However, the user cannot always dispense with long tools: they are necessary, for example, when drilling crank and cam shafts on the straight-four or straight-six engines commonly used in agricultural machinery. Long-life drives are called for here. This requires high-precision drilling in a train, since transshipment holes would not guarantee the required quality. A special Starrag solution allows drilling over 39 in. (1,000 mm) long from one side: the Heckert HEC 800 machining center is provided with a Z-axis with a travel path extended to 81 in. (2,050 mm) as a fixed option. The user can now position a 55 in. (1,400 mm) boring bar in front of the workpiece to drill in a process-safe and stable manner even when drilling deeply.

Tool magazine adds flexibility

In deep drilling, productivity only increases with automation; this is only possible with special peripherals. These include, for example, Starrag tool magazines with a maximum of 450 places: depending on the version and machine, they are able to automatically insert and replace tools of up to 55 in. (1,400 mm) in length as well as bridge tools with a width of up to 37 in. (950 mm). The magazines are also designed for face milling cutters with a maximum diameter of 13 in. (340 mm) that handle the finishing of large sealing surfaces on the combustion chamber side of cylinder heads and blocks. Larger tools weighing in excess of 110 lb. (50 kg) or that have an overturning moment of more than 52 ft-lb (70 Nm) can alternatively be installed and replaced from the fixture in the spindle using a pick-up system.

The HEC 800 machining center has an optional 98 in. (2,500 mm) Z-path for crank and camshaft bores in straight-four or straight-six engines with long boring bars.

Increased productivity thanks to the five-axis design

Heckert HEC centers in a five-axis design are suitable for many machining applications: the HEC 500 to HEC 800 compact centers are equipped with a rotary swivel table for this purpose, while large centers have a swivel head for the fifth axis. With these five-axis machining centers, cylinder heads, axis and complex hydraulic control blocks can be machined much more productively, because the number of clamping positions and unproductive downtime decreases.

The advantages of the five-axis Heckert centers can also be leveraged when machining the bulky swing axis of agricultural equipment. An axis clamped above cheek height can be machined on both front faces using a HEC 800 X5 without the need for reclamping. The user can also position and precisely fit attachment points along the longitudinal axis by adjusting the fifth axis. They then benefit from greater accuracy and shorter tool changing times.
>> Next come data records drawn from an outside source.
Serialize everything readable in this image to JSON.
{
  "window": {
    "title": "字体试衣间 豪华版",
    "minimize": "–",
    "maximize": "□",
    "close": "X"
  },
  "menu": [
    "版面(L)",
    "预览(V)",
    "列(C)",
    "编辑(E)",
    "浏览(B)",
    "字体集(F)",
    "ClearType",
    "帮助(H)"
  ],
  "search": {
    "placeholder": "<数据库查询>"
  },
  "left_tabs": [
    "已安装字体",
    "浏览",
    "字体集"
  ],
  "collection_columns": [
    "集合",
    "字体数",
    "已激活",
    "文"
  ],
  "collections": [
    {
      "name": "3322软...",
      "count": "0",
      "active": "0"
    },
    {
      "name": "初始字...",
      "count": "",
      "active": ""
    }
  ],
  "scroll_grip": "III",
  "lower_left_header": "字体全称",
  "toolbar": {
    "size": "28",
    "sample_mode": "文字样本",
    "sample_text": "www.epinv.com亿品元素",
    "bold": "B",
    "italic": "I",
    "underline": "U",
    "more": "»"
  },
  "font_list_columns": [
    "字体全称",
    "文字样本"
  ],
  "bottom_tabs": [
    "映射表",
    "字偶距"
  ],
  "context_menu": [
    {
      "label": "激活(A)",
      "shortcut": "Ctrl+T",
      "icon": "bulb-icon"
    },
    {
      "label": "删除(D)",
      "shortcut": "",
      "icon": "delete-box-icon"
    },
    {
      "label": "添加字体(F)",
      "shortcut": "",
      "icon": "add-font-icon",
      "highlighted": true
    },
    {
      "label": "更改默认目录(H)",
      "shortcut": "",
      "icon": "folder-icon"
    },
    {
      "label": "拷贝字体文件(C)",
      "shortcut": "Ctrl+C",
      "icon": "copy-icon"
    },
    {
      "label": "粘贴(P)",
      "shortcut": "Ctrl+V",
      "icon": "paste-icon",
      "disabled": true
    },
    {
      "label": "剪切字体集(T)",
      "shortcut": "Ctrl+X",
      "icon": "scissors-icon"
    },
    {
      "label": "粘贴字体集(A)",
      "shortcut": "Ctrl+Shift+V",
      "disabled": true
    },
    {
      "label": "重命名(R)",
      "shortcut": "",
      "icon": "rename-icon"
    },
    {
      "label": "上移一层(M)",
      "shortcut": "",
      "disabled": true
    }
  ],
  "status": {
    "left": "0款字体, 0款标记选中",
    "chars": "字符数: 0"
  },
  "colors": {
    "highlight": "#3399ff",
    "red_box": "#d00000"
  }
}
Precise complete machining of planetary gear carriers

An additional core capability of the five-axis Heckert machines: then enable complete machining of the planetary gear carriers installed in the gearboxes and sometimes also in the axis of agricultural machinery. The complete machining ensures precise positioning and thus accurate adherence to the required dimensional and position tolerances of the holes. The integrated turning function eliminates the need to transfer the workpiece to a turning machine. Lastly, the ability to carry out direct toothing in one clamping operation increases the profitability of the machining process. It’s amazing what’s in the ‘DNA’ of horizontal Heckert HEC machining centers.